Researchers: Joseph Boi-Ukeme, Gabriel Wainer

Energy management and conservation in buildings are facilitated by the use of equipment that monitor changes to the environment and ensure that appliances are controlled accordingly. These equipments can achieve this by the use of sensors, actuators, and control systems. The design, development, and operation of sensors, actuators, and control systems are governed by the theory of Cyber-Physical Systems (CPS). Recent trends in CPS design have imposed the need for increased performance demands and complex usage, this has significantly changed the manner of interaction between the cyber and the physical components. They are now tightly coupled and integrated at every level, making it challenging to design cyber components separately from the physical components. In addition to design complexity, another very important issue to be considered is reliability.

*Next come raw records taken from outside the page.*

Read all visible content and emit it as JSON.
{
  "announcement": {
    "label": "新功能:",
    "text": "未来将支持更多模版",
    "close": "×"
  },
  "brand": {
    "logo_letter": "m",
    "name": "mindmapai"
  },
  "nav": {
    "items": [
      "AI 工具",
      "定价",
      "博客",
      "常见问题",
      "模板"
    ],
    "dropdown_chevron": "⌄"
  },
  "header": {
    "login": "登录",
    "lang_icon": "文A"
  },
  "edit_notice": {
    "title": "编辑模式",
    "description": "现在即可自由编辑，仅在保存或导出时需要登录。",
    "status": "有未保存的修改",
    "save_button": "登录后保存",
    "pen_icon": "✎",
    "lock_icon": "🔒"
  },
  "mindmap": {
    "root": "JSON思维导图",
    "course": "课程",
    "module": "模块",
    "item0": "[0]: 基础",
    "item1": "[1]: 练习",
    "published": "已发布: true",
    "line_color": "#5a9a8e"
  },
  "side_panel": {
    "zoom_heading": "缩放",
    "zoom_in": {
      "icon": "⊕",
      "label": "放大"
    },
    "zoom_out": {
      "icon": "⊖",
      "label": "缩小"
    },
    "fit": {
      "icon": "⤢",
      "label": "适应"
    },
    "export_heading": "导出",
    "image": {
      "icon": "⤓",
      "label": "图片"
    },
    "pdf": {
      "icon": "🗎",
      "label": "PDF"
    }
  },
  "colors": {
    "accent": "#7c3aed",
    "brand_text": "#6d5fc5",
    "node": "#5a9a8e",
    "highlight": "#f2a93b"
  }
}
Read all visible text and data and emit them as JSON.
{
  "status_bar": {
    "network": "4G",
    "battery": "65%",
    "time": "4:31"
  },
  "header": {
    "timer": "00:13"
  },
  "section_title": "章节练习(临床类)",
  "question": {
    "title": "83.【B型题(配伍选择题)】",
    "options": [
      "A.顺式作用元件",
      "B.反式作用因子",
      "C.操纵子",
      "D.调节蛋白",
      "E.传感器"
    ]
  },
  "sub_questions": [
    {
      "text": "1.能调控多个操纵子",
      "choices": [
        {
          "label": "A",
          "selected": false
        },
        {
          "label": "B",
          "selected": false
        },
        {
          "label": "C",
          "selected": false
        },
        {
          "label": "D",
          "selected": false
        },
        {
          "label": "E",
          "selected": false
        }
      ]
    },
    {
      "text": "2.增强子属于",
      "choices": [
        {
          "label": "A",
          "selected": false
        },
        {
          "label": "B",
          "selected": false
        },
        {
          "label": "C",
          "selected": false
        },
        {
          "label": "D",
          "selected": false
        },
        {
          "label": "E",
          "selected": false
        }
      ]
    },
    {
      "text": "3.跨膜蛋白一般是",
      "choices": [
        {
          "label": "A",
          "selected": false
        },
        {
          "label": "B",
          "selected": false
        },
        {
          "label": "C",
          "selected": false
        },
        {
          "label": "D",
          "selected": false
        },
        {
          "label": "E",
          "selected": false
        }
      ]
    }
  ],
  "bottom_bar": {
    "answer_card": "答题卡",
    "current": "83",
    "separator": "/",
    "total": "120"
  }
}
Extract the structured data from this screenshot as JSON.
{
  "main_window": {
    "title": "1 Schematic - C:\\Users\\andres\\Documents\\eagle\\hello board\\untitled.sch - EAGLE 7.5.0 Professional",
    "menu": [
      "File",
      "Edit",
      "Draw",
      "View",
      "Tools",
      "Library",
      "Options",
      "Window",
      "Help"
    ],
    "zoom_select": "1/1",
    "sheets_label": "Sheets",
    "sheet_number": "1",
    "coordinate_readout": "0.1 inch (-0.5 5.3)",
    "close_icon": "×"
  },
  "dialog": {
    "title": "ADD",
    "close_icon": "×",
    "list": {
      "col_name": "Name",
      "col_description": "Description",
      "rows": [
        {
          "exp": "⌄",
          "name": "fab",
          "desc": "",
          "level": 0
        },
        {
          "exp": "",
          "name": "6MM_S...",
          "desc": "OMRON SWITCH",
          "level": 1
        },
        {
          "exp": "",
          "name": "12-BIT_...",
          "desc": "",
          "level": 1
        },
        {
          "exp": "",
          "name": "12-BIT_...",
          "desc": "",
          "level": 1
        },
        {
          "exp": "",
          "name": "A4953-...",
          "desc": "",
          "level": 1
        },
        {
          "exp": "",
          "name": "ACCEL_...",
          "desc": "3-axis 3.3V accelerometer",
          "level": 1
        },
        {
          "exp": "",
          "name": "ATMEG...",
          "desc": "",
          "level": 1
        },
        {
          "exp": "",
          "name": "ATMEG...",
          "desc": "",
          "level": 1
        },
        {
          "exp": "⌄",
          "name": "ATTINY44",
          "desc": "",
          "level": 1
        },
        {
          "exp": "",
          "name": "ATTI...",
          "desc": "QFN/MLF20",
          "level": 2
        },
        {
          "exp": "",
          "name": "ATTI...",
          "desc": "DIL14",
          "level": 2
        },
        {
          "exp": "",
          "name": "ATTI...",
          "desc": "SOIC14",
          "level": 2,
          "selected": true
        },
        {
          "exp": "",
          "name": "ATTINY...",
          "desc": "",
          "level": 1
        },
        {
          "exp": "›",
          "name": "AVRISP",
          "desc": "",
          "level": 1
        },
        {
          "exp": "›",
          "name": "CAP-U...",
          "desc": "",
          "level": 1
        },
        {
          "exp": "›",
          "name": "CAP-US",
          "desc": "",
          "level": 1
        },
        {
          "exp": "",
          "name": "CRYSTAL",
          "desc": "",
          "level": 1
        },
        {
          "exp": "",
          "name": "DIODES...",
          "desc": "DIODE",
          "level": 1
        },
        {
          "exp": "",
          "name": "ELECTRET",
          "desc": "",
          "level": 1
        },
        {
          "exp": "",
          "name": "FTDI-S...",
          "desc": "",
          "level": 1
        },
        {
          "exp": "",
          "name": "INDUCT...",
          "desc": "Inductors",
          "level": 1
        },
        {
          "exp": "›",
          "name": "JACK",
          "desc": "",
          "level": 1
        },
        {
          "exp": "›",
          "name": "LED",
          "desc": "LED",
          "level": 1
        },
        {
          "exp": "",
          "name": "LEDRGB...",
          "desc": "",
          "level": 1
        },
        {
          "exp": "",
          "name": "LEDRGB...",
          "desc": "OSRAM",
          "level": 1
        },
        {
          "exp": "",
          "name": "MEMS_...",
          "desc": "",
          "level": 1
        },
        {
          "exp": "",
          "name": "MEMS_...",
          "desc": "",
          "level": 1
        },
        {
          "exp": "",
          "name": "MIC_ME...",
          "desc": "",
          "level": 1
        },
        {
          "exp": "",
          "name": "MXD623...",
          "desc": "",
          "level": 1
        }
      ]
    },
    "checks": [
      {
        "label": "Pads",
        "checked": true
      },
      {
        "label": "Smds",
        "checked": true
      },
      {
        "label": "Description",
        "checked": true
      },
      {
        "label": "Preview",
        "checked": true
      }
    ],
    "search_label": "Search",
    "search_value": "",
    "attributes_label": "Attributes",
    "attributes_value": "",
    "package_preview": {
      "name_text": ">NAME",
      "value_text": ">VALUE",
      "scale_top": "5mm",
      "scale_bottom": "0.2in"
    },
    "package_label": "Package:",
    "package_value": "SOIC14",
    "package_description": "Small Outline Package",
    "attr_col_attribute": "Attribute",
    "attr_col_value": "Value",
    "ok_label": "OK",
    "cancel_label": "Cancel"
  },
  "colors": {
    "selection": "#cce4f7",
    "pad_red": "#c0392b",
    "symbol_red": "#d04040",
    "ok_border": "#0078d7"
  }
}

The main goal of this work is to present a robust discrete event approach for the design of cyber-physical systems (CPS). This method is built on an existing methodology called Discrete Events Methodology for Embedded Systems (DEMES). Starting with DEMES, we implement certain changes to accommodate the complexity and tight inter-connectivity of the physical and cyber aspects of a CPS. The various aspects of the method considered for improvement include: the development of a formalism for real-time fault definition in cyber-physical systems at the design stage using DEVS; a method for real-time fault detection and diagnosis of CPS using the DEVS formalism; and the development of techniques to guarantee fault-tolerance in CPS.